4. Legal aspects: Introducing legal concepts such as medical emancipation and power of attorney contributes to interesting and informative classroom discussions. This encourages students to explore the judicial system pertaining to medical cases and individual rights.
5. Multifaceted narratives: Picoult tells the story through various perspectives, providing readers an intricate understanding of each character. Teachers can ask students to analyze how these multiple viewpoints contribute to the story’s development and empathize with each character.
1. Debates: Divide students into groups, assigning specific stances on moral, ethical, and legal dilemmas presented in the novel. Debates encourage critical thinking, creative problem-solving, and respectful communication.
2. Writing exercises: Encourage students to write essays, reflection papers, or journal entries from the viewpoint of a particular character or regarding a specific event in the novel. This fosters deeper comprehension of the narrative, builds empathy, and enhances writing skills.
3. Role-Play: Assign students roles as different characters, exploring alternative outcomes or resolutions to dilemmas in the story.

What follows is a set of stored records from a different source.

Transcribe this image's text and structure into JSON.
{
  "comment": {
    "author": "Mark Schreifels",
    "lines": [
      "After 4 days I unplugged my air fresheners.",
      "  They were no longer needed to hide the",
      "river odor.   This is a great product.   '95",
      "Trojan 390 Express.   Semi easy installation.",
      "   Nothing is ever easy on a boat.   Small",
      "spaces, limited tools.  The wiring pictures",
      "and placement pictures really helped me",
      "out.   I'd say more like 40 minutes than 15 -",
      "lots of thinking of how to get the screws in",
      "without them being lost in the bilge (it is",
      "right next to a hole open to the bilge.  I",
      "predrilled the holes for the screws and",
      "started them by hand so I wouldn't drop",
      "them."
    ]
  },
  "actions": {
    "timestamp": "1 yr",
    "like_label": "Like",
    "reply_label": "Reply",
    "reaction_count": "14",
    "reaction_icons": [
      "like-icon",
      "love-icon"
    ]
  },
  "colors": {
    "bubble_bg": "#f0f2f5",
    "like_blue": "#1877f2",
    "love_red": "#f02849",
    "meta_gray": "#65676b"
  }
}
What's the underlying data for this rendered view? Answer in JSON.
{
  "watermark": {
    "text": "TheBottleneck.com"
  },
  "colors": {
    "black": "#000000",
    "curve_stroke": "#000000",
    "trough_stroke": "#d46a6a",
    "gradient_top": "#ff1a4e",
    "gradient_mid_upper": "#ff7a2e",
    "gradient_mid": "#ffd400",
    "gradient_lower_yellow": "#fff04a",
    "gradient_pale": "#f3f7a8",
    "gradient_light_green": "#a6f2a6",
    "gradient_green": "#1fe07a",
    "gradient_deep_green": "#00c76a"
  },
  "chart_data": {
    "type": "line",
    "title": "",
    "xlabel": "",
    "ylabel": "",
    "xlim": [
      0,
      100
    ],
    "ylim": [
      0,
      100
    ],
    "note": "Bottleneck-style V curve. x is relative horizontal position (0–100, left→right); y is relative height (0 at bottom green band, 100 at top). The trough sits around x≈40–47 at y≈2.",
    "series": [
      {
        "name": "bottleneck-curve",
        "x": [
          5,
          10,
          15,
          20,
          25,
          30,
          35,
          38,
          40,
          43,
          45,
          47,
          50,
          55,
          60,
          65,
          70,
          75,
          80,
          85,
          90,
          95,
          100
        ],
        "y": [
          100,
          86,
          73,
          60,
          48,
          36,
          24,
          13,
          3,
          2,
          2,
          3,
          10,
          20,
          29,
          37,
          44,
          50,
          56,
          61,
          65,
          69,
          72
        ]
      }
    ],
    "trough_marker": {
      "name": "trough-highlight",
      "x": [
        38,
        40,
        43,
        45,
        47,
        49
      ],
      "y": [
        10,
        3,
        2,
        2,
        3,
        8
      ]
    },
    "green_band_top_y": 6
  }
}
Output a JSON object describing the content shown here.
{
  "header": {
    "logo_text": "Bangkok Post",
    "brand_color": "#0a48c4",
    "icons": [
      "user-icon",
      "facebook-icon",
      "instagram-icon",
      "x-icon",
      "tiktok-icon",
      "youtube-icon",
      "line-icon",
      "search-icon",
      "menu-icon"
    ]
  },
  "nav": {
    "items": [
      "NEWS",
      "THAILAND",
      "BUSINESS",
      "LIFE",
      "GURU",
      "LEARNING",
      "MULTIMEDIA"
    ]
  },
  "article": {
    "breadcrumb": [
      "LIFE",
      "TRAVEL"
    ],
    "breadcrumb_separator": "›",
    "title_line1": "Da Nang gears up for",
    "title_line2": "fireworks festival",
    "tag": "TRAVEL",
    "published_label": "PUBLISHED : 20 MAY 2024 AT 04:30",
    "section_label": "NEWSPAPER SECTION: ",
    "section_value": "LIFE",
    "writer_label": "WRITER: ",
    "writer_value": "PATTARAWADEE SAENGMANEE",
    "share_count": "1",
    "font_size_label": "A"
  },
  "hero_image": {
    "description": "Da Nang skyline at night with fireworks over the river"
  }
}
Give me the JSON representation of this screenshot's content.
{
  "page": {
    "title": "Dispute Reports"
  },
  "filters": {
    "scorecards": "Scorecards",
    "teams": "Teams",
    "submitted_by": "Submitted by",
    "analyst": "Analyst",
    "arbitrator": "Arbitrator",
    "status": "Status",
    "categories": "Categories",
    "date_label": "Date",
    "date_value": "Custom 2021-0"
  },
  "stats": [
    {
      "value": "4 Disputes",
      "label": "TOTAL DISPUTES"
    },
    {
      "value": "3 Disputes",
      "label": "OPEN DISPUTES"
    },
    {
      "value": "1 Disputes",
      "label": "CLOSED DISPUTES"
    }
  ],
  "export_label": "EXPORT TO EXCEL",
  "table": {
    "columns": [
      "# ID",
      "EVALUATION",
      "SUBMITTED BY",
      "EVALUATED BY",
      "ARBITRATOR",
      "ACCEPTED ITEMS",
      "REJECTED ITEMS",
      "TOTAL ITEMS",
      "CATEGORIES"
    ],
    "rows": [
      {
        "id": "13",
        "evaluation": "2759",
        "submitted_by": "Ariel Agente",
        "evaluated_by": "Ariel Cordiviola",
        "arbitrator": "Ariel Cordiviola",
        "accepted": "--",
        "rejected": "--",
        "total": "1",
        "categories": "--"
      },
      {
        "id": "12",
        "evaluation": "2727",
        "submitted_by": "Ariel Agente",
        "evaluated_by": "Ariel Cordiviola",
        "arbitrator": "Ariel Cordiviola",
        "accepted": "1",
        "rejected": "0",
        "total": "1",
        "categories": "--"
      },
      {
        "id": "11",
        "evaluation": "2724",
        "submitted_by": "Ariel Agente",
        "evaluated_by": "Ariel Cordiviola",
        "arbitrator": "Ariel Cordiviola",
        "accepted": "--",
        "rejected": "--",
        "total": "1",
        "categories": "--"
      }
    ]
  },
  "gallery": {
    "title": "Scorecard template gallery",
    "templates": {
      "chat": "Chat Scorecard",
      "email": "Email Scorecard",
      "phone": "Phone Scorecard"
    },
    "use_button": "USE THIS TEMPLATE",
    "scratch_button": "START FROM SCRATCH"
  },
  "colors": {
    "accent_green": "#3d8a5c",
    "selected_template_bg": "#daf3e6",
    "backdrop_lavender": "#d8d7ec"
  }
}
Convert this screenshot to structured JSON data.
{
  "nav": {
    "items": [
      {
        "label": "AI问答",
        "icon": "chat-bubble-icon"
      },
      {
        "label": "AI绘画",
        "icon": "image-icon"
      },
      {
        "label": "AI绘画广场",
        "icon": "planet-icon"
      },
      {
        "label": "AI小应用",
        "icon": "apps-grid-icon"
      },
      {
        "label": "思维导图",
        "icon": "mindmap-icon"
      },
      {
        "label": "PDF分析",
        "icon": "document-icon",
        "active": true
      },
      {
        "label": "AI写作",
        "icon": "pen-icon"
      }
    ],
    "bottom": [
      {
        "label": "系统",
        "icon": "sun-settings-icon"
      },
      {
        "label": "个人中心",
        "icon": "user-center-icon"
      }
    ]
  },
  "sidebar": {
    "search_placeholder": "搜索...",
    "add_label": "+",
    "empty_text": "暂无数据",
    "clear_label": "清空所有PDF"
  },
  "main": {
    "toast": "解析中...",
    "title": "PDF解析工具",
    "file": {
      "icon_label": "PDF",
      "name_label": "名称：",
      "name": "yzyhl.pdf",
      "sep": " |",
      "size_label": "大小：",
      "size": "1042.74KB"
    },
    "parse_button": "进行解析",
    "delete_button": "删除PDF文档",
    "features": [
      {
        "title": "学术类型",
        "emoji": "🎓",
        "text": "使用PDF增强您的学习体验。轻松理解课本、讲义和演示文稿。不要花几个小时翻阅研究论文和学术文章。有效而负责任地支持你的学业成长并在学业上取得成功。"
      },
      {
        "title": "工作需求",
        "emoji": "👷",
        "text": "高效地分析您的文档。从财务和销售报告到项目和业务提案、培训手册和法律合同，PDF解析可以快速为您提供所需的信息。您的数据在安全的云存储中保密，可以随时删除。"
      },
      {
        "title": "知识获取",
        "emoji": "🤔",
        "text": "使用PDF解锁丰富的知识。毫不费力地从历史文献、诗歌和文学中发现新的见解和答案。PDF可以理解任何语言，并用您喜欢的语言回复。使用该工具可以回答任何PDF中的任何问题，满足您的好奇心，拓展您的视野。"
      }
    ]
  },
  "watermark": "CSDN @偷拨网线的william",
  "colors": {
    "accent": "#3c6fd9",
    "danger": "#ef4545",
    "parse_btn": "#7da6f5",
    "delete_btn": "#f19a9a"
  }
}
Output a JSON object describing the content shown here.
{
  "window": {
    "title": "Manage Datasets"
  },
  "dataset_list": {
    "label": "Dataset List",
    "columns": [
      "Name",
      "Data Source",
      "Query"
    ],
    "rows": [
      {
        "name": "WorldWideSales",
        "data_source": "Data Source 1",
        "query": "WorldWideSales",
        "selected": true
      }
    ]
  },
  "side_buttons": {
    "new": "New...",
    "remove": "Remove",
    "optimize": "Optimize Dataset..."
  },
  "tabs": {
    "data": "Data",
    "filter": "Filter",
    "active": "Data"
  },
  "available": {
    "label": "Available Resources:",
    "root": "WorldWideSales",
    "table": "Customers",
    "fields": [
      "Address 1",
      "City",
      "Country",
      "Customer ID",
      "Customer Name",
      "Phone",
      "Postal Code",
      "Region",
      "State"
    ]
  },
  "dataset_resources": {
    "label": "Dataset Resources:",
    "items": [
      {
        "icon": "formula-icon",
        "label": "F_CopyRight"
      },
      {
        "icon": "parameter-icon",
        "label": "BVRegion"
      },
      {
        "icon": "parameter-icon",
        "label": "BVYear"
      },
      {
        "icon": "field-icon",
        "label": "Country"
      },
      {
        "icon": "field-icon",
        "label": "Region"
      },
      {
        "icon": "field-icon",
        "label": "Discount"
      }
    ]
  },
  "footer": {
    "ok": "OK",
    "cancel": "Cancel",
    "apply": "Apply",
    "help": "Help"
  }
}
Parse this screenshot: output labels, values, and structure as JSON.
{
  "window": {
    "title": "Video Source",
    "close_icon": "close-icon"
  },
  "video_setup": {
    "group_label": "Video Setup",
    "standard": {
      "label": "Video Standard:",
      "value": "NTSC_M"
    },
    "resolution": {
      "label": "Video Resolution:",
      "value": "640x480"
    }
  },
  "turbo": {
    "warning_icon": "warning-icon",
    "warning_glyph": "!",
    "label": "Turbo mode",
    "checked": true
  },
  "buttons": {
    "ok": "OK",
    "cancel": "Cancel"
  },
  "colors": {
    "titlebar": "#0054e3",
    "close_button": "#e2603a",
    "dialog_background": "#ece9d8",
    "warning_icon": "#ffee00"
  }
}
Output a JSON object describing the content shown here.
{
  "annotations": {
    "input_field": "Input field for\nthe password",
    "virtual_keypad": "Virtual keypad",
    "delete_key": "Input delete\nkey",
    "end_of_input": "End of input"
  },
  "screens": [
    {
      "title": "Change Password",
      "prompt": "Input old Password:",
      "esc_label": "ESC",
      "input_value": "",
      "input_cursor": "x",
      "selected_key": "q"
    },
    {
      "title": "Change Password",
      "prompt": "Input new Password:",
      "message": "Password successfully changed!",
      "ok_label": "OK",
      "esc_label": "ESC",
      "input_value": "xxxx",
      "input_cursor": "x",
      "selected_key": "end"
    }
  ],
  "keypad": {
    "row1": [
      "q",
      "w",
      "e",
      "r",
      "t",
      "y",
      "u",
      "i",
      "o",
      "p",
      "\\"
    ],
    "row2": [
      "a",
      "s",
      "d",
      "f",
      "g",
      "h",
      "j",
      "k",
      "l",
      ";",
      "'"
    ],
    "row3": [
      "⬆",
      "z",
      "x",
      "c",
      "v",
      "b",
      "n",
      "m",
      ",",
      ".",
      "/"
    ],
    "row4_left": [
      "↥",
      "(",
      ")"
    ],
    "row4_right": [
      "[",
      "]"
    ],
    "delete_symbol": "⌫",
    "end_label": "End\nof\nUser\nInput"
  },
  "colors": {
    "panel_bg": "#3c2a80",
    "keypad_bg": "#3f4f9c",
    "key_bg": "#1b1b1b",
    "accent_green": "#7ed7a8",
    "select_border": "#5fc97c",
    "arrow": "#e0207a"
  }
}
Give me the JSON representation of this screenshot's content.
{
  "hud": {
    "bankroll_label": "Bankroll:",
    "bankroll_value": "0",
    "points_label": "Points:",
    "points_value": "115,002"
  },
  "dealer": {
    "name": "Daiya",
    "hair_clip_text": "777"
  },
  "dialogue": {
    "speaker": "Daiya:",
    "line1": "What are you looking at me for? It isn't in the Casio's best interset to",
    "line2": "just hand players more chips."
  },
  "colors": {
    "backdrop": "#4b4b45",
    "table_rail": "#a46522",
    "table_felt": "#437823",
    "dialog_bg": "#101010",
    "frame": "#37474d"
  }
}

This immersive activity expands analytical thinking and drives understanding of various perspectives.
4. Media comparison: Compare different adaptations of “My Sister’s Keeper,” including the film adaptation directed by Nick Cassavetes. Students can evaluate discrepancies between various forms and analyze how they shape the overall message.
5. Guest speakers: Invite relevant experts such as medical professionals or legal scholars to discuss real-life applications of topics presented in the book. Establishing connections between fiction and reality elevates understanding and stimulates curiosity.